▸ **PROBLEM**:
The entries need to be copied exactly as they stand, images left out.

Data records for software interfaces
--- START ---

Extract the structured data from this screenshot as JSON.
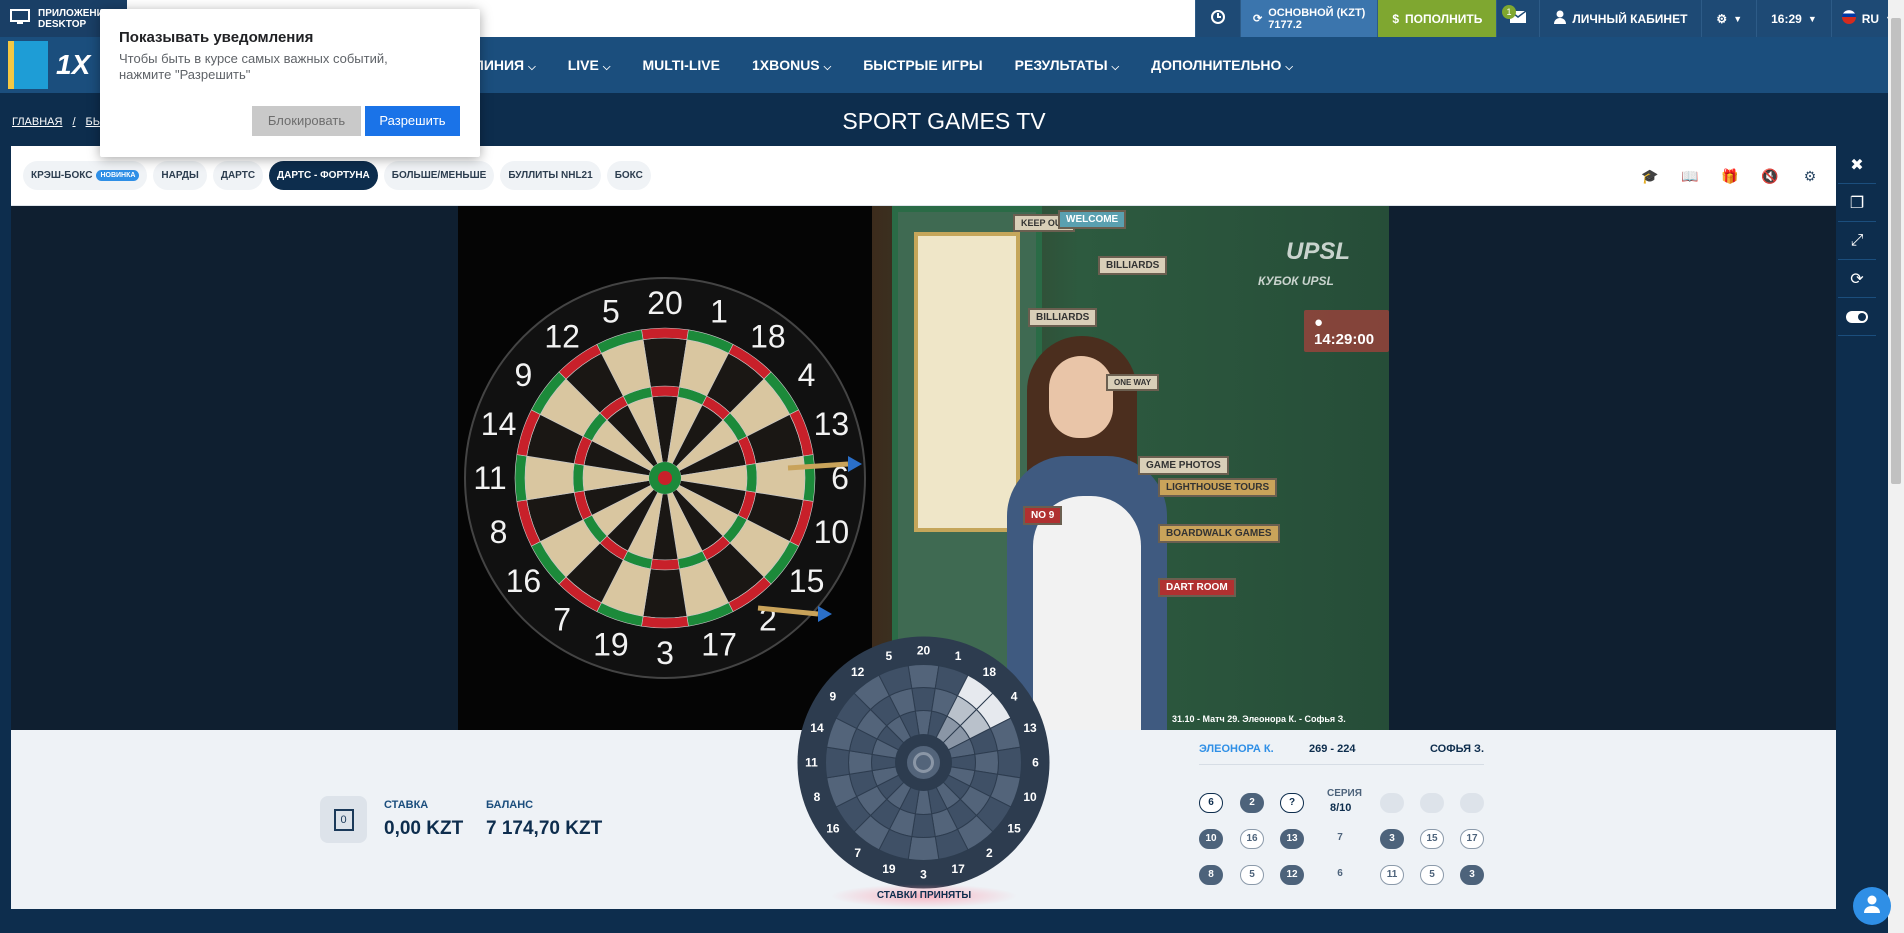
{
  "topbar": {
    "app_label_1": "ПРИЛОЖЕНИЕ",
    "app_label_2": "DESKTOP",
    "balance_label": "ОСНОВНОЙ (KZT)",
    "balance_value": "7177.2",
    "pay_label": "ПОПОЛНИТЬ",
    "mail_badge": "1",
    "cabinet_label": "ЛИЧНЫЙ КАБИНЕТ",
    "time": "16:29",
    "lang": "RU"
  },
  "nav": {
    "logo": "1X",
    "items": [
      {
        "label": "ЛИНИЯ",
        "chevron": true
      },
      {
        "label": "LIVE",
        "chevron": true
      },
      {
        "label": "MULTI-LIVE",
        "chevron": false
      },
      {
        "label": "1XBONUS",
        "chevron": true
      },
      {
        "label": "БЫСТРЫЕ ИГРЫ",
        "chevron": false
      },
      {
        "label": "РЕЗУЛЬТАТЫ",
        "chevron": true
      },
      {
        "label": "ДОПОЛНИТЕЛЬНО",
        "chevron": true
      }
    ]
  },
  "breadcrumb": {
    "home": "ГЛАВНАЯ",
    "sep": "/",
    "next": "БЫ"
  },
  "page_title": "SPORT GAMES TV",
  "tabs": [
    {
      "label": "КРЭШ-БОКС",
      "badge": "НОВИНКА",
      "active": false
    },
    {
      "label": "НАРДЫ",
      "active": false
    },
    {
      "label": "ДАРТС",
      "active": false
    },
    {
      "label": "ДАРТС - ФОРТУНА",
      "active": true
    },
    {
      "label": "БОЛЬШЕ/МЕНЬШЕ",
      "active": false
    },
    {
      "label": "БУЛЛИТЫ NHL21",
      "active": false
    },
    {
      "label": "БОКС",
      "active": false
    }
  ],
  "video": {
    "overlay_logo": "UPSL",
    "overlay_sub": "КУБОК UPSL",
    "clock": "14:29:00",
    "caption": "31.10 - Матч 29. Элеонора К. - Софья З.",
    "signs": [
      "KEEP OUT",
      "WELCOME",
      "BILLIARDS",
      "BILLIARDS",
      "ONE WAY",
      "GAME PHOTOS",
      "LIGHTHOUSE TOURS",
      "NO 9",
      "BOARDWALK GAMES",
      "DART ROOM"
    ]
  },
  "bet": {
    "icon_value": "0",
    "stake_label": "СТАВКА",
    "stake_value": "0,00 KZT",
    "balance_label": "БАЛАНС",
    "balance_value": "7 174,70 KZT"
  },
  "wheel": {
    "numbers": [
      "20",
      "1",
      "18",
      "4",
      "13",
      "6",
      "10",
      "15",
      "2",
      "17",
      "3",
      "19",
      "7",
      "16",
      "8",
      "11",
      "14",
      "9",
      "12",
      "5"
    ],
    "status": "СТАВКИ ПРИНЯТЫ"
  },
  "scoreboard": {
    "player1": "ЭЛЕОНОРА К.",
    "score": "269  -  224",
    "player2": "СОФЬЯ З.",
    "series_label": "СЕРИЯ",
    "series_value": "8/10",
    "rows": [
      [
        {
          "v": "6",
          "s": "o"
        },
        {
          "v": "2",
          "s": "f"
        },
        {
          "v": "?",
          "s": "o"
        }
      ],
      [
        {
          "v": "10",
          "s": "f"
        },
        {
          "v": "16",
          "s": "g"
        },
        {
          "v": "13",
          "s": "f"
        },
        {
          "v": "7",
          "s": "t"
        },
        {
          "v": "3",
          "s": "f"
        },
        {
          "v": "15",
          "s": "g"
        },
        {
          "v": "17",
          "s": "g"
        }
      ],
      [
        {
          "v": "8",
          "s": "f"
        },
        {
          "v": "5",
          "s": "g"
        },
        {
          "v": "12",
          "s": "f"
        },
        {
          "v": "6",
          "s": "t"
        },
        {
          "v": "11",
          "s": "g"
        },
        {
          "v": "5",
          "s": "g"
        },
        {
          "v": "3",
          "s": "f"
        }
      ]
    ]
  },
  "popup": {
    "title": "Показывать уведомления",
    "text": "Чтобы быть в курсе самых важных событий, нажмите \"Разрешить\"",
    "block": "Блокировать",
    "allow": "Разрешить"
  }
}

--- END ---

▸ **RESPONSE BOX**:
Extract the structured data from this screenshot as JSON.
{
  "topbar": {
    "app_label_1": "ПРИЛОЖЕНИЕ",
    "app_label_2": "DESKTOP",
    "balance_label": "ОСНОВНОЙ (KZT)",
    "balance_value": "7177.2",
    "pay_label": "ПОПОЛНИТЬ",
    "mail_badge": "1",
    "cabinet_label": "ЛИЧНЫЙ КАБИНЕТ",
    "time": "16:29",
    "lang": "RU"
  },
  "nav": {
    "logo": "1X",
    "items": [
      {
        "label": "ЛИНИЯ",
        "chevron": true
      },
      {
        "label": "LIVE",
        "chevron": true
      },
      {
        "label": "MULTI-LIVE",
        "chevron": false
      },
      {
        "label": "1XBONUS",
        "chevron": true
      },
      {
        "label": "БЫСТРЫЕ ИГРЫ",
        "chevron": false
      },
      {
        "label": "РЕЗУЛЬТАТЫ",
        "chevron": true
      },
      {
        "label": "ДОПОЛНИТЕЛЬНО",
        "chevron": true
      }
    ]
  },
  "breadcrumb": {
    "home": "ГЛАВНАЯ",
    "sep": "/",
    "next": "БЫ"
  },
  "page_title": "SPORT GAMES TV",
  "tabs": [
    {
      "label": "КРЭШ-БОКС",
      "badge": "НОВИНКА",
      "active": false
    },
    {
      "label": "НАРДЫ",
      "active": false
    },
    {
      "label": "ДАРТС",
      "active": false
    },
    {
      "label": "ДАРТС - ФОРТУНА",
      "active": true
    },
    {
      "label": "БОЛЬШЕ/МЕНЬШЕ",
      "active": false
    },
    {
      "label": "БУЛЛИТЫ NHL21",
      "active": false
    },
    {
      "label": "БОКС",
      "active": false
    }
  ],
  "video": {
    "overlay_logo": "UPSL",
    "overlay_sub": "КУБОК UPSL",
    "clock": "14:29:00",
    "caption": "31.10 - Матч 29. Элеонора К. - Софья З.",
    "signs": [
      "KEEP OUT",
      "WELCOME",
      "BILLIARDS",
      "BILLIARDS",
      "ONE WAY",
      "GAME PHOTOS",
      "LIGHTHOUSE TOURS",
      "NO 9",
      "BOARDWALK GAMES",
      "DART ROOM"
    ]
  },
  "bet": {
    "icon_value": "0",
    "stake_label": "СТАВКА",
    "stake_value": "0,00 KZT",
    "balance_label": "БАЛАНС",
    "balance_value": "7 174,70 KZT"
  },
  "wheel": {
    "numbers": [
      "20",
      "1",
      "18",
      "4",
      "13",
      "6",
      "10",
      "15",
      "2",
      "17",
      "3",
      "19",
      "7",
      "16",
      "8",
      "11",
      "14",
      "9",
      "12",
      "5"
    ],
    "status": "СТАВКИ ПРИНЯТЫ"
  },
  "scoreboard": {
    "player1": "ЭЛЕОНОРА К.",
    "score": "269  -  224",
    "player2": "СОФЬЯ З.",
    "series_label": "СЕРИЯ",
    "series_value": "8/10",
    "rows": [
      [
        {
          "v": "6",
          "s": "o"
        },
        {
          "v": "2",
          "s": "f"
        },
        {
          "v": "?",
          "s": "o"
        }
      ],
      [
        {
          "v": "10",
          "s": "f"
        },
        {
          "v": "16",
          "s": "g"
        },
        {
          "v": "13",
          "s": "f"
        },
        {
          "v": "7",
          "s": "t"
        },
        {
          "v": "3",
          "s": "f"
        },
        {
          "v": "15",
          "s": "g"
        },
        {
          "v": "17",
          "s": "g"
        }
      ],
      [
        {
          "v": "8",
          "s": "f"
        },
        {
          "v": "5",
          "s": "g"
        },
        {
          "v": "12",
          "s": "f"
        },
        {
          "v": "6",
          "s": "t"
        },
        {
          "v": "11",
          "s": "g"
        },
        {
          "v": "5",
          "s": "g"
        },
        {
          "v": "3",
          "s": "f"
        }
      ]
    ]
  },
  "popup": {
    "title": "Показывать уведомления",
    "text": "Чтобы быть в курсе самых важных событий, нажмите \"Разрешить\"",
    "block": "Блокировать",
    "allow": "Разрешить"
  }
}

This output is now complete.